──────── EXCERPTED RECORDS ────────

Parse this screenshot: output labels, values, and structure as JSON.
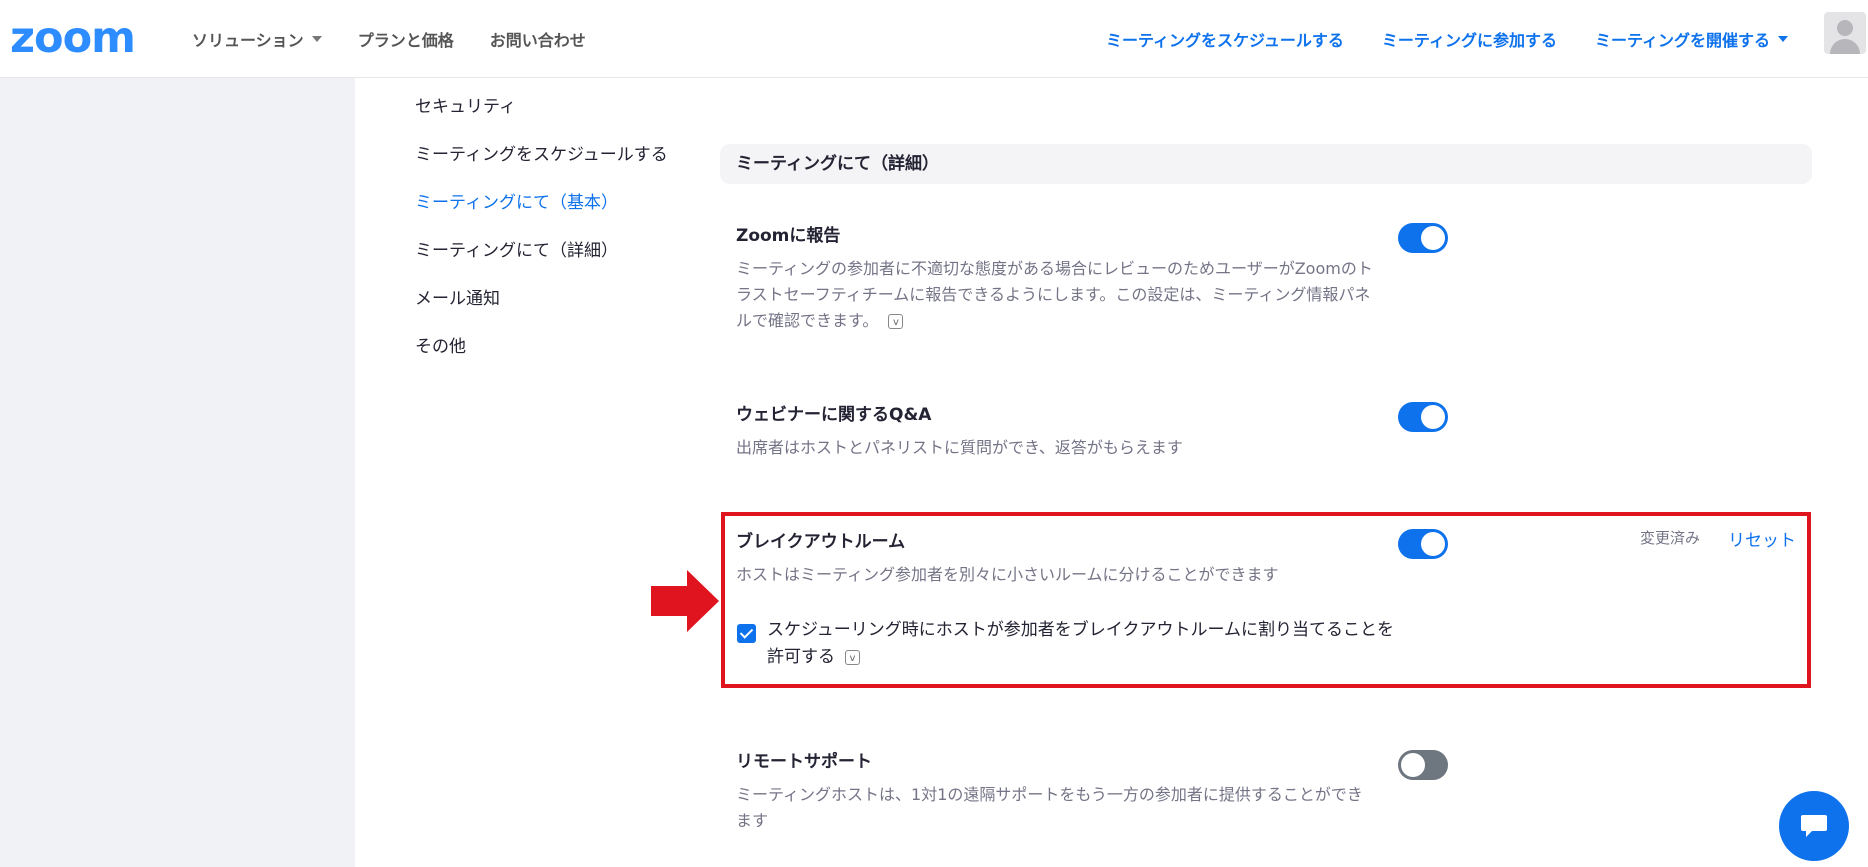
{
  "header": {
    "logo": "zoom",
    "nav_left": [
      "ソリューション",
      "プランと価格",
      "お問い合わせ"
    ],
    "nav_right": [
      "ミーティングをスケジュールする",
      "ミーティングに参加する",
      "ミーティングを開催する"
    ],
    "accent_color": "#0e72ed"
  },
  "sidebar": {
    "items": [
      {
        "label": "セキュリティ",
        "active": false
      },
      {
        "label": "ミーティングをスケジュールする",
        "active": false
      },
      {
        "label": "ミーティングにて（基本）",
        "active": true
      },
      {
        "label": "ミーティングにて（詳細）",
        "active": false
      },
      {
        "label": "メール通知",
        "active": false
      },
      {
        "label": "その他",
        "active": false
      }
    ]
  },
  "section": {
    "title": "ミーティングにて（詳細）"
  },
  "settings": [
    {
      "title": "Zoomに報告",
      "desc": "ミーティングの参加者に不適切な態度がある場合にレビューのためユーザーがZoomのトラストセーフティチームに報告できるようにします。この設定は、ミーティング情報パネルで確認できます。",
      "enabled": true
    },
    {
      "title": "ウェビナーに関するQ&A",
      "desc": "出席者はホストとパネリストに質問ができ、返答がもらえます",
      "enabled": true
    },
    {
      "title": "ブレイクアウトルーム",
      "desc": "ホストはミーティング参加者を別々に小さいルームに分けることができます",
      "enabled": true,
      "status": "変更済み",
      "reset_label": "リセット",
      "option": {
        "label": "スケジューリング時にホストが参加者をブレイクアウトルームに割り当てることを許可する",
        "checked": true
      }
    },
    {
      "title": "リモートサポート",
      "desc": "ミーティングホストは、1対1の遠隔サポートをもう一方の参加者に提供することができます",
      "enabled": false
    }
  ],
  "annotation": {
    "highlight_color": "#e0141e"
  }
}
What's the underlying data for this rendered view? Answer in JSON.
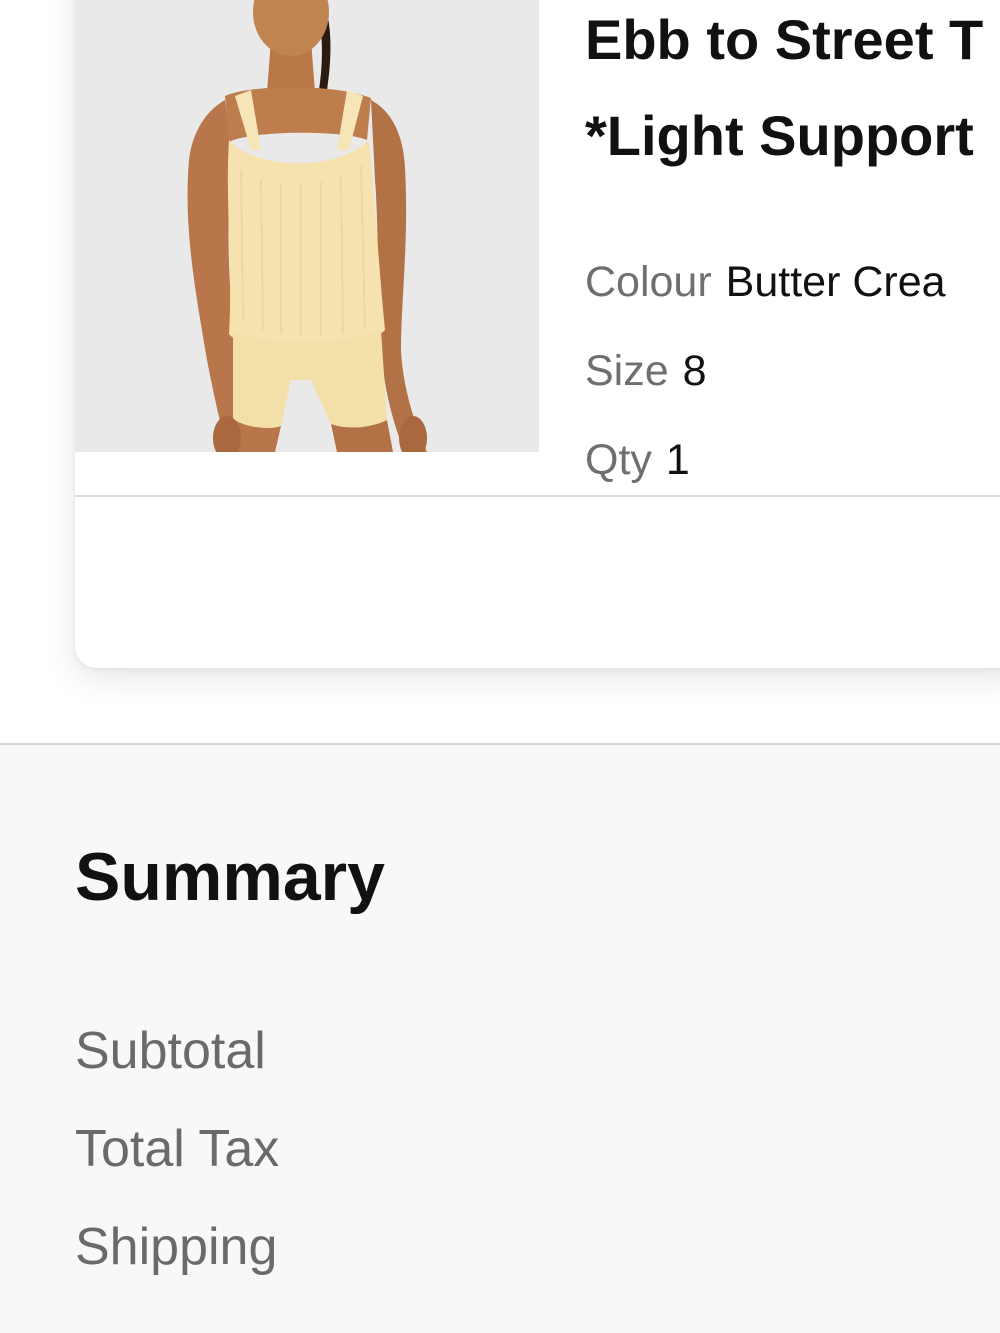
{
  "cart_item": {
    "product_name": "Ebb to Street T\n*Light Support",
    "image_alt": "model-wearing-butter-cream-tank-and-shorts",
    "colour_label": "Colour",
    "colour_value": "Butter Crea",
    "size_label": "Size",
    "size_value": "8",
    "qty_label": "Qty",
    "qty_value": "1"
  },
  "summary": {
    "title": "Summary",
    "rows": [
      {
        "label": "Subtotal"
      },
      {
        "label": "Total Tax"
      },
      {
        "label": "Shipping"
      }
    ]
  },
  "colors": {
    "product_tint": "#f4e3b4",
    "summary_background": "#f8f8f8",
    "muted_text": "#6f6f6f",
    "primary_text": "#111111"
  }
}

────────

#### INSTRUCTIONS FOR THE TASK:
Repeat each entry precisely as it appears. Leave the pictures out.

#### RESULT OF THE TASK:
Parse this screenshot: output labels, values, and structure as JSON.
{
  "header": {
    "logo": "zoom",
    "nav_left": [
      "ソリューション",
      "プランと価格",
      "お問い合わせ"
    ],
    "nav_right": [
      "ミーティングをスケジュールする",
      "ミーティングに参加する",
      "ミーティングを開催する"
    ],
    "accent_color": "#0e72ed"
  },
  "sidebar": {
    "items": [
      {
        "label": "セキュリティ",
        "active": false
      },
      {
        "label": "ミーティングをスケジュールする",
        "active": false
      },
      {
        "label": "ミーティングにて（基本）",
        "active": true
      },
      {
        "label": "ミーティングにて（詳細）",
        "active": false
      },
      {
        "label": "メール通知",
        "active": false
      },
      {
        "label": "その他",
        "active": false
      }
    ]
  },
  "section": {
    "title": "ミーティングにて（詳細）"
  },
  "settings": [
    {
      "title": "Zoomに報告",
      "desc": "ミーティングの参加者に不適切な態度がある場合にレビューのためユーザーがZoomのトラストセーフティチームに報告できるようにします。この設定は、ミーティング情報パネルで確認できます。",
      "enabled": true
    },
    {
      "title": "ウェビナーに関するQ&A",
      "desc": "出席者はホストとパネリストに質問ができ、返答がもらえます",
      "enabled": true
    },
    {
      "title": "ブレイクアウトルーム",
      "desc": "ホストはミーティング参加者を別々に小さいルームに分けることができます",
      "enabled": true,
      "status": "変更済み",
      "reset_label": "リセット",
      "option": {
        "label": "スケジューリング時にホストが参加者をブレイクアウトルームに割り当てることを許可する",
        "checked": true
      }
    },
    {
      "title": "リモートサポート",
      "desc": "ミーティングホストは、1対1の遠隔サポートをもう一方の参加者に提供することができます",
      "enabled": false
    }
  ],
  "annotation": {
    "highlight_color": "#e0141e"
  }
}
What's the underlying data for this rendered view? Answer in JSON.
{
  "cart_item": {
    "product_name": "Ebb to Street T\n*Light Support",
    "image_alt": "model-wearing-butter-cream-tank-and-shorts",
    "colour_label": "Colour",
    "colour_value": "Butter Crea",
    "size_label": "Size",
    "size_value": "8",
    "qty_label": "Qty",
    "qty_value": "1"
  },
  "summary": {
    "title": "Summary",
    "rows": [
      {
        "label": "Subtotal"
      },
      {
        "label": "Total Tax"
      },
      {
        "label": "Shipping"
      }
    ]
  },
  "colors": {
    "product_tint": "#f4e3b4",
    "summary_background": "#f8f8f8",
    "muted_text": "#6f6f6f",
    "primary_text": "#111111"
  }
}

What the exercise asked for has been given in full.